__YOUR INSTRUCTIONS__:
Print each record that follows exactly, leaving the pictures behind.

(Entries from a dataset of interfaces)
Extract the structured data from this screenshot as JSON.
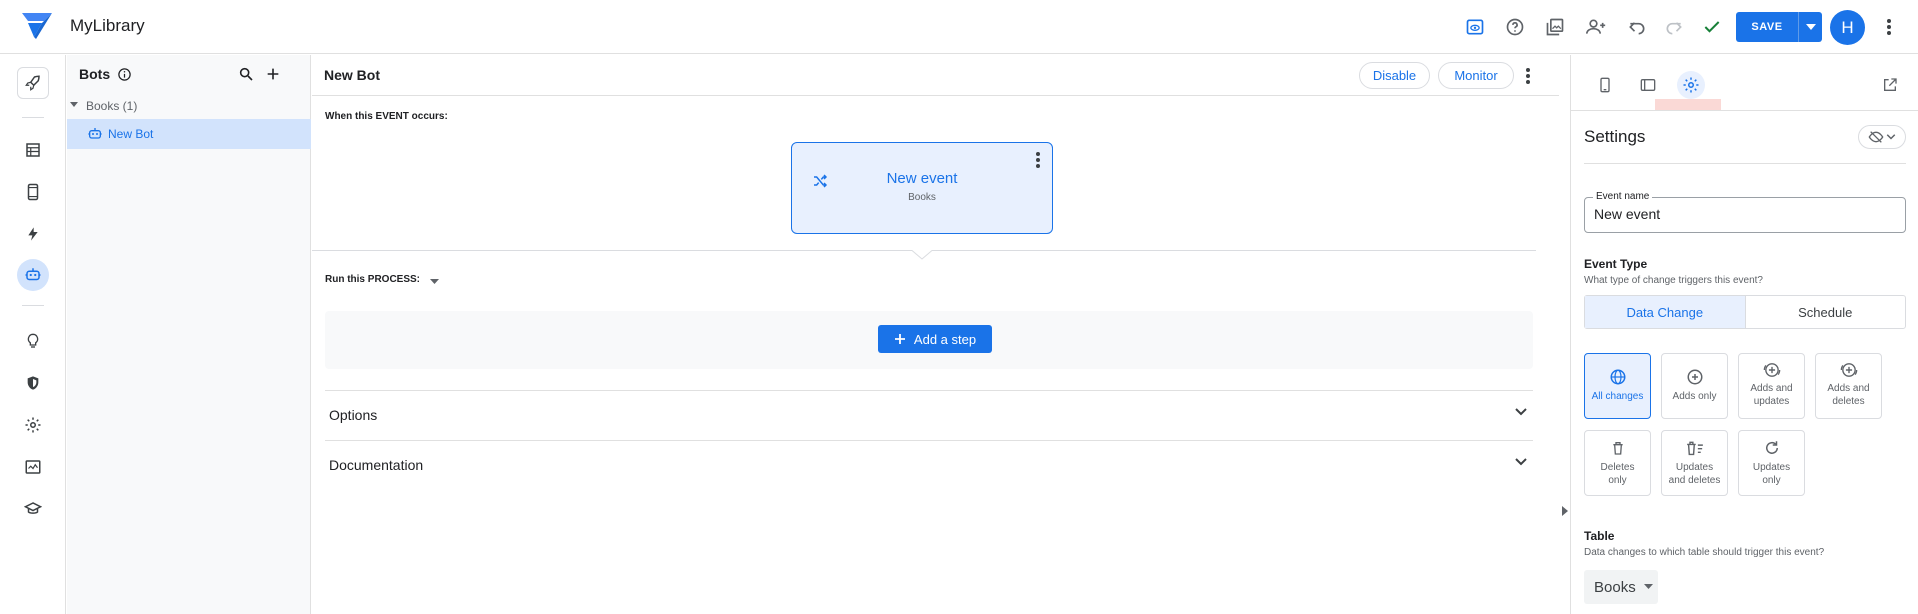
{
  "app": {
    "title": "MyLibrary"
  },
  "topbar": {
    "save_label": "SAVE",
    "avatar_initial": "H"
  },
  "bots_panel": {
    "title": "Bots",
    "tree": {
      "group_label": "Books (1)",
      "item_label": "New Bot"
    }
  },
  "main": {
    "bot_title": "New Bot",
    "disable_label": "Disable",
    "monitor_label": "Monitor",
    "event_section_label": "When this EVENT occurs:",
    "event_card": {
      "title": "New event",
      "subtitle": "Books"
    },
    "process_label": "Run this PROCESS:",
    "add_step_label": "Add a step",
    "options_label": "Options",
    "documentation_label": "Documentation"
  },
  "settings": {
    "title": "Settings",
    "event_name_label": "Event name",
    "event_name_value": "New event",
    "event_type_heading": "Event Type",
    "event_type_help": "What type of change triggers this event?",
    "event_type_options": [
      "Data Change",
      "Schedule"
    ],
    "selected_event_type": "Data Change",
    "change_types": [
      {
        "line1": "All changes",
        "line2": "",
        "active": true
      },
      {
        "line1": "Adds only",
        "line2": "",
        "active": false
      },
      {
        "line1": "Adds and",
        "line2": "updates",
        "active": false
      },
      {
        "line1": "Adds and",
        "line2": "deletes",
        "active": false
      },
      {
        "line1": "Deletes",
        "line2": "only",
        "active": false
      },
      {
        "line1": "Updates",
        "line2": "and deletes",
        "active": false
      },
      {
        "line1": "Updates",
        "line2": "only",
        "active": false
      }
    ],
    "table_heading": "Table",
    "table_help": "Data changes to which table should trigger this event?",
    "table_value": "Books"
  },
  "colors": {
    "accent": "#1a73e8",
    "accent_light": "#e8f0fe",
    "selected_row": "#d2e3fc",
    "check": "#188038"
  }
}
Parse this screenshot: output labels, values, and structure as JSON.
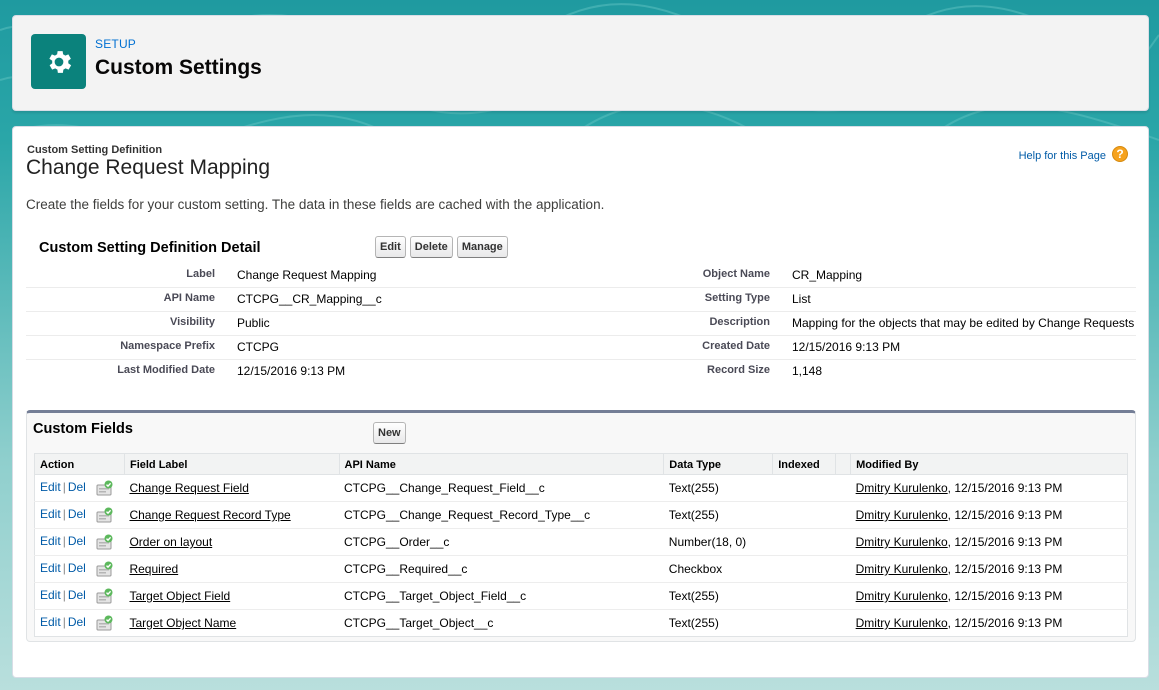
{
  "header": {
    "eyebrow": "SETUP",
    "title": "Custom Settings",
    "icon": "gear-icon",
    "icon_color": "#0b827c"
  },
  "definition": {
    "type_label": "Custom Setting Definition",
    "name": "Change Request Mapping",
    "help_link": "Help for this Page",
    "description": "Create the fields for your custom setting. The data in these fields are cached with the application."
  },
  "detail": {
    "title": "Custom Setting Definition Detail",
    "buttons": {
      "edit": "Edit",
      "delete": "Delete",
      "manage": "Manage"
    },
    "rows": [
      {
        "l1": "Label",
        "v1": "Change Request Mapping",
        "l2": "Object Name",
        "v2": "CR_Mapping"
      },
      {
        "l1": "API Name",
        "v1": "CTCPG__CR_Mapping__c",
        "l2": "Setting Type",
        "v2": "List"
      },
      {
        "l1": "Visibility",
        "v1": "Public",
        "l2": "Description",
        "v2": "Mapping for the objects that may be edited by Change Requests"
      },
      {
        "l1": "Namespace Prefix",
        "v1": "CTCPG",
        "l2": "Created Date",
        "v2": "12/15/2016 9:13 PM"
      },
      {
        "l1": "Last Modified Date",
        "v1": "12/15/2016 9:13 PM",
        "l2": "Record Size",
        "v2": "1,148"
      }
    ]
  },
  "fields": {
    "title": "Custom Fields",
    "new_button": "New",
    "columns": [
      "Action",
      "Field Label",
      "API Name",
      "Data Type",
      "Indexed",
      "Modified By"
    ],
    "edit_label": "Edit",
    "del_label": "Del",
    "sep": "|",
    "rows": [
      {
        "label": "Change Request Field",
        "api": "CTCPG__Change_Request_Field__c",
        "type": "Text(255)",
        "indexed": "",
        "modified_by": "Dmitry Kurulenko",
        "modified_date": ", 12/15/2016 9:13 PM"
      },
      {
        "label": "Change Request Record Type",
        "api": "CTCPG__Change_Request_Record_Type__c",
        "type": "Text(255)",
        "indexed": "",
        "modified_by": "Dmitry Kurulenko",
        "modified_date": ", 12/15/2016 9:13 PM"
      },
      {
        "label": "Order on layout",
        "api": "CTCPG__Order__c",
        "type": "Number(18, 0)",
        "indexed": "",
        "modified_by": "Dmitry Kurulenko",
        "modified_date": ", 12/15/2016 9:13 PM"
      },
      {
        "label": "Required",
        "api": "CTCPG__Required__c",
        "type": "Checkbox",
        "indexed": "",
        "modified_by": "Dmitry Kurulenko",
        "modified_date": ", 12/15/2016 9:13 PM"
      },
      {
        "label": "Target Object Field",
        "api": "CTCPG__Target_Object_Field__c",
        "type": "Text(255)",
        "indexed": "",
        "modified_by": "Dmitry Kurulenko",
        "modified_date": ", 12/15/2016 9:13 PM"
      },
      {
        "label": "Target Object Name",
        "api": "CTCPG__Target_Object__c",
        "type": "Text(255)",
        "indexed": "",
        "modified_by": "Dmitry Kurulenko",
        "modified_date": ", 12/15/2016 9:13 PM"
      }
    ]
  }
}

__ANSWER SPACE__:
Extract the structured data from this screenshot as JSON.
{
  "app": {
    "title": "MyLibrary"
  },
  "topbar": {
    "save_label": "SAVE",
    "avatar_initial": "H"
  },
  "bots_panel": {
    "title": "Bots",
    "tree": {
      "group_label": "Books (1)",
      "item_label": "New Bot"
    }
  },
  "main": {
    "bot_title": "New Bot",
    "disable_label": "Disable",
    "monitor_label": "Monitor",
    "event_section_label": "When this EVENT occurs:",
    "event_card": {
      "title": "New event",
      "subtitle": "Books"
    },
    "process_label": "Run this PROCESS:",
    "add_step_label": "Add a step",
    "options_label": "Options",
    "documentation_label": "Documentation"
  },
  "settings": {
    "title": "Settings",
    "event_name_label": "Event name",
    "event_name_value": "New event",
    "event_type_heading": "Event Type",
    "event_type_help": "What type of change triggers this event?",
    "event_type_options": [
      "Data Change",
      "Schedule"
    ],
    "selected_event_type": "Data Change",
    "change_types": [
      {
        "line1": "All changes",
        "line2": "",
        "active": true
      },
      {
        "line1": "Adds only",
        "line2": "",
        "active": false
      },
      {
        "line1": "Adds and",
        "line2": "updates",
        "active": false
      },
      {
        "line1": "Adds and",
        "line2": "deletes",
        "active": false
      },
      {
        "line1": "Deletes",
        "line2": "only",
        "active": false
      },
      {
        "line1": "Updates",
        "line2": "and deletes",
        "active": false
      },
      {
        "line1": "Updates",
        "line2": "only",
        "active": false
      }
    ],
    "table_heading": "Table",
    "table_help": "Data changes to which table should trigger this event?",
    "table_value": "Books"
  },
  "colors": {
    "accent": "#1a73e8",
    "accent_light": "#e8f0fe",
    "selected_row": "#d2e3fc",
    "check": "#188038"
  }
}
Parse this screenshot: output labels, values, and structure as JSON.
{
  "header": {
    "eyebrow": "SETUP",
    "title": "Custom Settings",
    "icon": "gear-icon",
    "icon_color": "#0b827c"
  },
  "definition": {
    "type_label": "Custom Setting Definition",
    "name": "Change Request Mapping",
    "help_link": "Help for this Page",
    "description": "Create the fields for your custom setting. The data in these fields are cached with the application."
  },
  "detail": {
    "title": "Custom Setting Definition Detail",
    "buttons": {
      "edit": "Edit",
      "delete": "Delete",
      "manage": "Manage"
    },
    "rows": [
      {
        "l1": "Label",
        "v1": "Change Request Mapping",
        "l2": "Object Name",
        "v2": "CR_Mapping"
      },
      {
        "l1": "API Name",
        "v1": "CTCPG__CR_Mapping__c",
        "l2": "Setting Type",
        "v2": "List"
      },
      {
        "l1": "Visibility",
        "v1": "Public",
        "l2": "Description",
        "v2": "Mapping for the objects that may be edited by Change Requests"
      },
      {
        "l1": "Namespace Prefix",
        "v1": "CTCPG",
        "l2": "Created Date",
        "v2": "12/15/2016 9:13 PM"
      },
      {
        "l1": "Last Modified Date",
        "v1": "12/15/2016 9:13 PM",
        "l2": "Record Size",
        "v2": "1,148"
      }
    ]
  },
  "fields": {
    "title": "Custom Fields",
    "new_button": "New",
    "columns": [
      "Action",
      "Field Label",
      "API Name",
      "Data Type",
      "Indexed",
      "Modified By"
    ],
    "edit_label": "Edit",
    "del_label": "Del",
    "sep": "|",
    "rows": [
      {
        "label": "Change Request Field",
        "api": "CTCPG__Change_Request_Field__c",
        "type": "Text(255)",
        "indexed": "",
        "modified_by": "Dmitry Kurulenko",
        "modified_date": ", 12/15/2016 9:13 PM"
      },
      {
        "label": "Change Request Record Type",
        "api": "CTCPG__Change_Request_Record_Type__c",
        "type": "Text(255)",
        "indexed": "",
        "modified_by": "Dmitry Kurulenko",
        "modified_date": ", 12/15/2016 9:13 PM"
      },
      {
        "label": "Order on layout",
        "api": "CTCPG__Order__c",
        "type": "Number(18, 0)",
        "indexed": "",
        "modified_by": "Dmitry Kurulenko",
        "modified_date": ", 12/15/2016 9:13 PM"
      },
      {
        "label": "Required",
        "api": "CTCPG__Required__c",
        "type": "Checkbox",
        "indexed": "",
        "modified_by": "Dmitry Kurulenko",
        "modified_date": ", 12/15/2016 9:13 PM"
      },
      {
        "label": "Target Object Field",
        "api": "CTCPG__Target_Object_Field__c",
        "type": "Text(255)",
        "indexed": "",
        "modified_by": "Dmitry Kurulenko",
        "modified_date": ", 12/15/2016 9:13 PM"
      },
      {
        "label": "Target Object Name",
        "api": "CTCPG__Target_Object__c",
        "type": "Text(255)",
        "indexed": "",
        "modified_by": "Dmitry Kurulenko",
        "modified_date": ", 12/15/2016 9:13 PM"
      }
    ]
  }
}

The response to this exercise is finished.